Like many folks who grew up in Metro Vancouver, I’ve visited the dam and hatchery in Capilano River Regional Park more times than I can count. Nevertheless, until recently, I had never properly explored the trails of this park in North Vancouver.
From the Cleveland Dam, we embarked on an easy, two-hour circuit that covered seven kilometres and involved an elevation gain of 120 metres. First, we hiked south on the Upper Shinglebolt Trail and Capilano Pacific Trail to a viewpoint on the west side of Capilano Canyon. (The Capilano Pacific, part of the National Hiking Trail, runs all the way to Ambleside Park.)
Backtracking, we crossed the river on Pipeline Bridge, and strolled the Pipeline Trail, Chinook Trail, and Coho Loop to the viewpoint at Cable Pool, where we observed a couple of fishers. After recrossing the river, we made our way to the Second Canyon viewpoint, which offers visitors a dramatic look up the gorge to the dam.
Old-growth Douglas-fir trees awaited us on the Giant Fir Trail. After we crossed the Cleveland Dam to conclude our hike, we spotted a bald eagle.
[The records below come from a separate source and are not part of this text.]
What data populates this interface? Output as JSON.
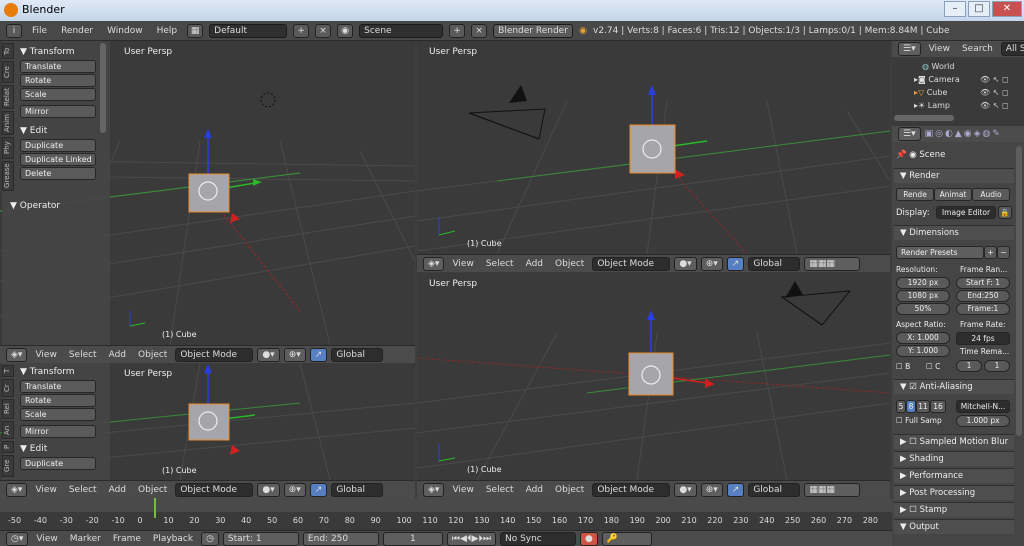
{
  "window": {
    "title": "Blender",
    "minimize": "–",
    "maximize": "□",
    "close": "✕"
  },
  "info": {
    "menus": [
      "File",
      "Render",
      "Window",
      "Help"
    ],
    "layout": "Default",
    "scene": "Scene",
    "engine": "Blender Render",
    "stats": "v2.74 | Verts:8 | Faces:6 | Tris:12 | Objects:1/3 | Lamps:0/1 | Mem:8.84M | Cube"
  },
  "viewports": {
    "persp_label": "User Persp",
    "object_label": "(1) Cube",
    "header": {
      "menus": [
        "View",
        "Select",
        "Add",
        "Object"
      ],
      "mode": "Object Mode",
      "orientation": "Global"
    }
  },
  "toolshelf": {
    "transform_title": "Transform",
    "transform_buttons": [
      "Translate",
      "Rotate",
      "Scale"
    ],
    "mirror": "Mirror",
    "edit_title": "Edit",
    "edit_buttons": [
      "Duplicate",
      "Duplicate Linked",
      "Delete"
    ],
    "operator_title": "Operator",
    "tabs_top": [
      "To",
      "Cre",
      "Relat",
      "Anim",
      "Phy",
      "Grease"
    ],
    "tabs_bottom": [
      "T",
      "Cr",
      "Rel",
      "An",
      "P",
      "Gre"
    ]
  },
  "outliner": {
    "menus": [
      "View",
      "Search",
      "All Scenes"
    ],
    "items": [
      "World",
      "Camera",
      "Cube",
      "Lamp"
    ]
  },
  "properties": {
    "scene": "Scene",
    "render_title": "Render",
    "render_buttons": [
      "Rende",
      "Animat",
      "Audio"
    ],
    "display_label": "Display:",
    "display_value": "Image Editor",
    "dimensions_title": "Dimensions",
    "presets": "Render Presets",
    "resolution_label": "Resolution:",
    "frame_range_label": "Frame Ran...",
    "res_x": "1920 px",
    "res_y": "1080 px",
    "res_pct": "50%",
    "start": "Start F: 1",
    "end": "End:250",
    "frame": "Frame:1",
    "aspect_label": "Aspect Ratio:",
    "framerate_label": "Frame Rate:",
    "aspect_x": "X: 1.000",
    "aspect_y": "Y: 1.000",
    "fps": "24 fps",
    "time_remap_label": "Time Rema...",
    "b_label": "B",
    "c_label": "C",
    "remap_a": "1",
    "remap_b": "1",
    "aa_title": "Anti-Aliasing",
    "aa_samples": [
      "5",
      "8",
      "11",
      "16"
    ],
    "aa_filter": "Mitchell-N...",
    "full_sample": "Full Samp",
    "filter_size": "1.000 px",
    "collapsed_sections": [
      "Sampled Motion Blur",
      "Shading",
      "Performance",
      "Post Processing",
      "Stamp",
      "Output"
    ]
  },
  "timeline": {
    "ticks": [
      "-50",
      "-40",
      "-30",
      "-20",
      "-10",
      "0",
      "10",
      "20",
      "30",
      "40",
      "50",
      "60",
      "70",
      "80",
      "90",
      "100",
      "110",
      "120",
      "130",
      "140",
      "150",
      "160",
      "170",
      "180",
      "190",
      "200",
      "210",
      "220",
      "230",
      "240",
      "250",
      "260",
      "270",
      "280"
    ],
    "menus": [
      "View",
      "Marker",
      "Frame",
      "Playback"
    ],
    "start": "Start:",
    "start_val": "1",
    "end": "End:",
    "end_val": "250",
    "current": "1",
    "sync": "No Sync"
  }
}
The snow looked magnificent on the twin peaks of Ch’ich’iyuy Elxwikn (the Sisters, also known as the Lions).
Capilano River Regional Park — not to be confused with the adjacent and privately owned Capilano Suspension Bridge Park — lies in the territories of the Musqueam, Squamish, and Tsleil-Waututh First Nations. TransLink buses 232 and 236 both stop near the Cleveland Dam on their way to and from Grouse Mountain.